#### SUPPLIED MATERIAL ####

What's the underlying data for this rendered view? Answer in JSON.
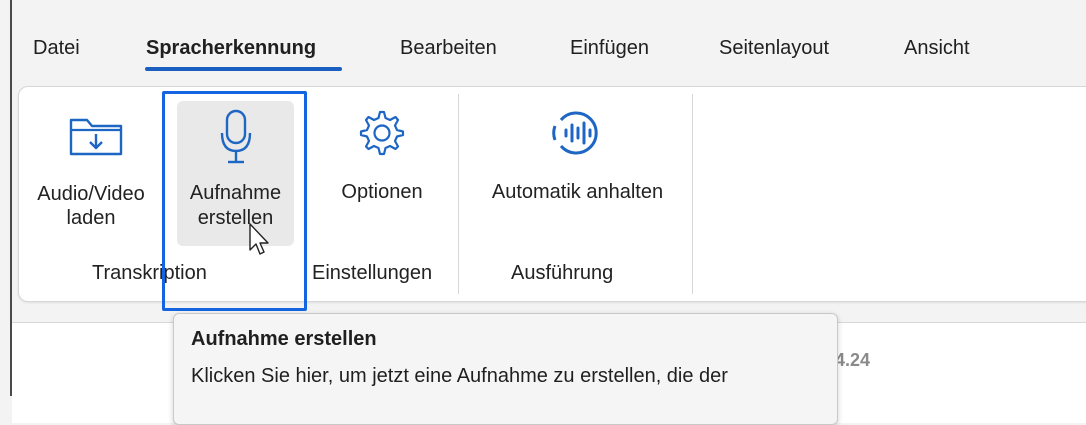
{
  "menu": {
    "tabs": [
      {
        "label": "Datei"
      },
      {
        "label": "Spracherkennung",
        "active": true
      },
      {
        "label": "Bearbeiten"
      },
      {
        "label": "Einfügen"
      },
      {
        "label": "Seitenlayout"
      },
      {
        "label": "Ansicht"
      }
    ]
  },
  "ribbon": {
    "groups": [
      {
        "label": "Transkription",
        "buttons": [
          {
            "icon": "folder-download-icon",
            "line1": "Audio/Video",
            "line2": "laden"
          },
          {
            "icon": "microphone-icon",
            "line1": "Aufnahme",
            "line2": "erstellen",
            "hovered": true
          }
        ]
      },
      {
        "label": "Einstellungen",
        "buttons": [
          {
            "icon": "gear-icon",
            "line1": "Optionen"
          }
        ]
      },
      {
        "label": "Ausführung",
        "buttons": [
          {
            "icon": "audio-waveform-icon",
            "line1": "Automatik anhalten"
          }
        ]
      }
    ]
  },
  "tooltip": {
    "title": "Aufnahme erstellen",
    "body": "Klicken Sie hier, um jetzt eine Aufnahme zu erstellen, die der"
  },
  "document": {
    "partial_date": "04.24"
  },
  "colors": {
    "accent": "#1a5fbf",
    "highlight": "#1565e0"
  }
}
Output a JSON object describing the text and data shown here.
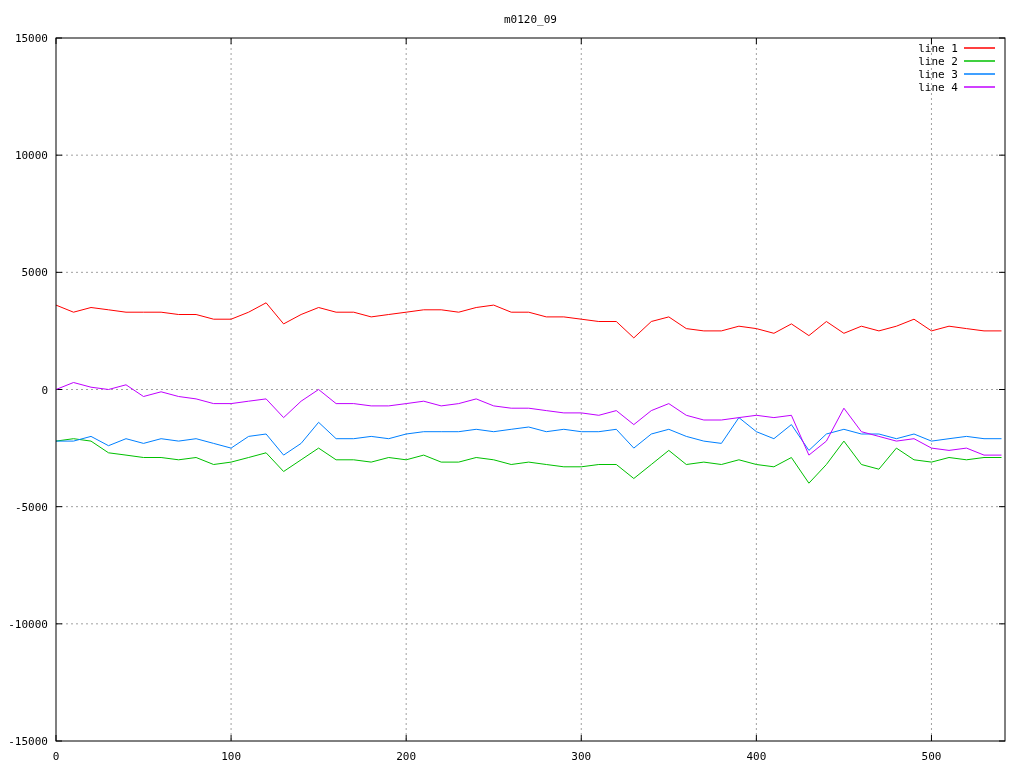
{
  "chart_data": {
    "type": "line",
    "title": "m0120_09",
    "x": [
      0,
      10,
      20,
      30,
      40,
      50,
      60,
      70,
      80,
      90,
      100,
      110,
      120,
      130,
      140,
      150,
      160,
      170,
      180,
      190,
      200,
      210,
      220,
      230,
      240,
      250,
      260,
      270,
      280,
      290,
      300,
      310,
      320,
      330,
      340,
      350,
      360,
      370,
      380,
      390,
      400,
      410,
      420,
      430,
      440,
      450,
      460,
      470,
      480,
      490,
      500,
      510,
      520,
      530,
      540
    ],
    "series": [
      {
        "name": "line 1",
        "color": "#ff0000",
        "values": [
          3600,
          3300,
          3500,
          3400,
          3300,
          3300,
          3300,
          3200,
          3200,
          3000,
          3000,
          3300,
          3700,
          2800,
          3200,
          3500,
          3300,
          3300,
          3100,
          3200,
          3300,
          3400,
          3400,
          3300,
          3500,
          3600,
          3300,
          3300,
          3100,
          3100,
          3000,
          2900,
          2900,
          2200,
          2900,
          3100,
          2600,
          2500,
          2500,
          2700,
          2600,
          2400,
          2800,
          2300,
          2900,
          2400,
          2700,
          2500,
          2700,
          3000,
          2500,
          2700,
          2600,
          2500,
          2500
        ]
      },
      {
        "name": "line 2",
        "color": "#00c000",
        "values": [
          -2200,
          -2100,
          -2200,
          -2700,
          -2800,
          -2900,
          -2900,
          -3000,
          -2900,
          -3200,
          -3100,
          -2900,
          -2700,
          -3500,
          -3000,
          -2500,
          -3000,
          -3000,
          -3100,
          -2900,
          -3000,
          -2800,
          -3100,
          -3100,
          -2900,
          -3000,
          -3200,
          -3100,
          -3200,
          -3300,
          -3300,
          -3200,
          -3200,
          -3800,
          -3200,
          -2600,
          -3200,
          -3100,
          -3200,
          -3000,
          -3200,
          -3300,
          -2900,
          -4000,
          -3200,
          -2200,
          -3200,
          -3400,
          -2500,
          -3000,
          -3100,
          -2900,
          -3000,
          -2900,
          -2900
        ]
      },
      {
        "name": "line 3",
        "color": "#0080ff",
        "values": [
          -2200,
          -2200,
          -2000,
          -2400,
          -2100,
          -2300,
          -2100,
          -2200,
          -2100,
          -2300,
          -2500,
          -2000,
          -1900,
          -2800,
          -2300,
          -1400,
          -2100,
          -2100,
          -2000,
          -2100,
          -1900,
          -1800,
          -1800,
          -1800,
          -1700,
          -1800,
          -1700,
          -1600,
          -1800,
          -1700,
          -1800,
          -1800,
          -1700,
          -2500,
          -1900,
          -1700,
          -2000,
          -2200,
          -2300,
          -1200,
          -1800,
          -2100,
          -1500,
          -2600,
          -1900,
          -1700,
          -1900,
          -1900,
          -2100,
          -1900,
          -2200,
          -2100,
          -2000,
          -2100,
          -2100
        ]
      },
      {
        "name": "line 4",
        "color": "#c000ff",
        "values": [
          0,
          300,
          100,
          0,
          200,
          -300,
          -100,
          -300,
          -400,
          -600,
          -600,
          -500,
          -400,
          -1200,
          -500,
          0,
          -600,
          -600,
          -700,
          -700,
          -600,
          -500,
          -700,
          -600,
          -400,
          -700,
          -800,
          -800,
          -900,
          -1000,
          -1000,
          -1100,
          -900,
          -1500,
          -900,
          -600,
          -1100,
          -1300,
          -1300,
          -1200,
          -1100,
          -1200,
          -1100,
          -2800,
          -2200,
          -800,
          -1800,
          -2000,
          -2200,
          -2100,
          -2500,
          -2600,
          -2500,
          -2800,
          -2800
        ]
      }
    ],
    "xlim": [
      0,
      542
    ],
    "ylim": [
      -15000,
      15000
    ],
    "xticks": [
      0,
      100,
      200,
      300,
      400,
      500
    ],
    "yticks": [
      -15000,
      -10000,
      -5000,
      0,
      5000,
      10000,
      15000
    ],
    "grid": true,
    "legend": true
  }
}
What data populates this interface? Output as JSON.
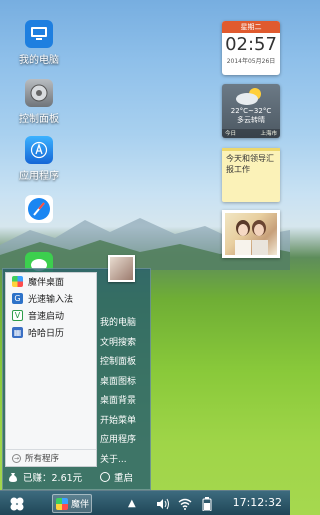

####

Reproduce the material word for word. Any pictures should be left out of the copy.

What's the underlying data for this rendered view? Answer in JSON.
{
  "menu": {
    "tabs": [
      {
        "label": "Datei"
      },
      {
        "label": "Spracherkennung",
        "active": true
      },
      {
        "label": "Bearbeiten"
      },
      {
        "label": "Einfügen"
      },
      {
        "label": "Seitenlayout"
      },
      {
        "label": "Ansicht"
      }
    ]
  },
  "ribbon": {
    "groups": [
      {
        "label": "Transkription",
        "buttons": [
          {
            "icon": "folder-download-icon",
            "line1": "Audio/Video",
            "line2": "laden"
          },
          {
            "icon": "microphone-icon",
            "line1": "Aufnahme",
            "line2": "erstellen",
            "hovered": true
          }
        ]
      },
      {
        "label": "Einstellungen",
        "buttons": [
          {
            "icon": "gear-icon",
            "line1": "Optionen"
          }
        ]
      },
      {
        "label": "Ausführung",
        "buttons": [
          {
            "icon": "audio-waveform-icon",
            "line1": "Automatik anhalten"
          }
        ]
      }
    ]
  },
  "tooltip": {
    "title": "Aufnahme erstellen",
    "body": "Klicken Sie hier, um jetzt eine Aufnahme zu erstellen, die der"
  },
  "document": {
    "partial_date": "04.24"
  },
  "colors": {
    "accent": "#1a5fbf",
    "highlight": "#1565e0"
  }
}
Output a JSON object describing the text and data shown here.
{
  "chart_data": {
    "type": "line",
    "title": "m0120_09",
    "x": [
      0,
      10,
      20,
      30,
      40,
      50,
      60,
      70,
      80,
      90,
      100,
      110,
      120,
      130,
      140,
      150,
      160,
      170,
      180,
      190,
      200,
      210,
      220,
      230,
      240,
      250,
      260,
      270,
      280,
      290,
      300,
      310,
      320,
      330,
      340,
      350,
      360,
      370,
      380,
      390,
      400,
      410,
      420,
      430,
      440,
      450,
      460,
      470,
      480,
      490,
      500,
      510,
      520,
      530,
      540
    ],
    "series": [
      {
        "name": "line 1",
        "color": "#ff0000",
        "values": [
          3600,
          3300,
          3500,
          3400,
          3300,
          3300,
          3300,
          3200,
          3200,
          3000,
          3000,
          3300,
          3700,
          2800,
          3200,
          3500,
          3300,
          3300,
          3100,
          3200,
          3300,
          3400,
          3400,
          3300,
          3500,
          3600,
          3300,
          3300,
          3100,
          3100,
          3000,
          2900,
          2900,
          2200,
          2900,
          3100,
          2600,
          2500,
          2500,
          2700,
          2600,
          2400,
          2800,
          2300,
          2900,
          2400,
          2700,
          2500,
          2700,
          3000,
          2500,
          2700,
          2600,
          2500,
          2500
        ]
      },
      {
        "name": "line 2",
        "color": "#00c000",
        "values": [
          -2200,
          -2100,
          -2200,
          -2700,
          -2800,
          -2900,
          -2900,
          -3000,
          -2900,
          -3200,
          -3100,
          -2900,
          -2700,
          -3500,
          -3000,
          -2500,
          -3000,
          -3000,
          -3100,
          -2900,
          -3000,
          -2800,
          -3100,
          -3100,
          -2900,
          -3000,
          -3200,
          -3100,
          -3200,
          -3300,
          -3300,
          -3200,
          -3200,
          -3800,
          -3200,
          -2600,
          -3200,
          -3100,
          -3200,
          -3000,
          -3200,
          -3300,
          -2900,
          -4000,
          -3200,
          -2200,
          -3200,
          -3400,
          -2500,
          -3000,
          -3100,
          -2900,
          -3000,
          -2900,
          -2900
        ]
      },
      {
        "name": "line 3",
        "color": "#0080ff",
        "values": [
          -2200,
          -2200,
          -2000,
          -2400,
          -2100,
          -2300,
          -2100,
          -2200,
          -2100,
          -2300,
          -2500,
          -2000,
          -1900,
          -2800,
          -2300,
          -1400,
          -2100,
          -2100,
          -2000,
          -2100,
          -1900,
          -1800,
          -1800,
          -1800,
          -1700,
          -1800,
          -1700,
          -1600,
          -1800,
          -1700,
          -1800,
          -1800,
          -1700,
          -2500,
          -1900,
          -1700,
          -2000,
          -2200,
          -2300,
          -1200,
          -1800,
          -2100,
          -1500,
          -2600,
          -1900,
          -1700,
          -1900,
          -1900,
          -2100,
          -1900,
          -2200,
          -2100,
          -2000,
          -2100,
          -2100
        ]
      },
      {
        "name": "line 4",
        "color": "#c000ff",
        "values": [
          0,
          300,
          100,
          0,
          200,
          -300,
          -100,
          -300,
          -400,
          -600,
          -600,
          -500,
          -400,
          -1200,
          -500,
          0,
          -600,
          -600,
          -700,
          -700,
          -600,
          -500,
          -700,
          -600,
          -400,
          -700,
          -800,
          -800,
          -900,
          -1000,
          -1000,
          -1100,
          -900,
          -1500,
          -900,
          -600,
          -1100,
          -1300,
          -1300,
          -1200,
          -1100,
          -1200,
          -1100,
          -2800,
          -2200,
          -800,
          -1800,
          -2000,
          -2200,
          -2100,
          -2500,
          -2600,
          -2500,
          -2800,
          -2800
        ]
      }
    ],
    "xlim": [
      0,
      542
    ],
    "ylim": [
      -15000,
      15000
    ],
    "xticks": [
      0,
      100,
      200,
      300,
      400,
      500
    ],
    "yticks": [
      -15000,
      -10000,
      -5000,
      0,
      5000,
      10000,
      15000
    ],
    "grid": true,
    "legend": true
  }
}
What data populates this interface? Output as JSON.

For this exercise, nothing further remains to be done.